searches were only conducted with a warrant, probable cause or when an officer is in hot
pursuit.  When questioned about the Supreme Court ruling, I advised her that as police
officers, we enforce those laws set forth by our legislative branch.  This reporter then
asked about the violation of Constitutional Rights.  This State Supreme Court ruling in my
opinion cannot override our U.S. Constitutional Rights and I’m sure this state ruling will
be revisited.

When I was asked about my thoughts on random searches and how people would react, I gave
her the scenario of looking for a criminal or escapee.  I advised her that if people were aware
of this situation, they would gladly let you search a detached garage, outbuilding, etc., if
it meant keeping them safe, but this would only be after securing permission.

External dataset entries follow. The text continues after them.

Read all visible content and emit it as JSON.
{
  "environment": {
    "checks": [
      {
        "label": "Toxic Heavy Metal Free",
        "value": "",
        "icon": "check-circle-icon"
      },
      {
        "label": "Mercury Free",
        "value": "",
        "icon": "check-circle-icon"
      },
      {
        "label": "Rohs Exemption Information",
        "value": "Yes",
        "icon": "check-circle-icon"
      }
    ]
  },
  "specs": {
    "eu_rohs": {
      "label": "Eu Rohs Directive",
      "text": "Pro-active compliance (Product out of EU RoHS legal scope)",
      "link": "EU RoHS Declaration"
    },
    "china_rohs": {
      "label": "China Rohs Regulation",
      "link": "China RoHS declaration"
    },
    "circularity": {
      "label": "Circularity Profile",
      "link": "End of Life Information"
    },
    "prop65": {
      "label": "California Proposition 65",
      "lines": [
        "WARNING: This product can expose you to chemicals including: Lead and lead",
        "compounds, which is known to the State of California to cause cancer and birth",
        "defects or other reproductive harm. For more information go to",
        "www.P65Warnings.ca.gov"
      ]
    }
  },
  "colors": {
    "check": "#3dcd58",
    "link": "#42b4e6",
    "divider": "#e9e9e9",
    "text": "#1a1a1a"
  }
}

This court ruling is just open for lawsuits if a police officer would attempt a random search
without due cause.  Somewhere in this conversation things were definitely taken out of context.
I'm now quoted as saying the Sheriff's Office will be conducting random house to house searches.

I want the citizens of Newton County to rest assured that no member of the Newton County
Sheriff’s Office will enter the property of another person without first having a warrant or
probable cause to do so.  I strongly stand behind my oath to uphold the Constitution of the
United States of America, as well as that of the State of Indiana.


Sheriff Donald E. Hartman, Sr.

 Actual court document here


Regardless the sooner this is challenged the better.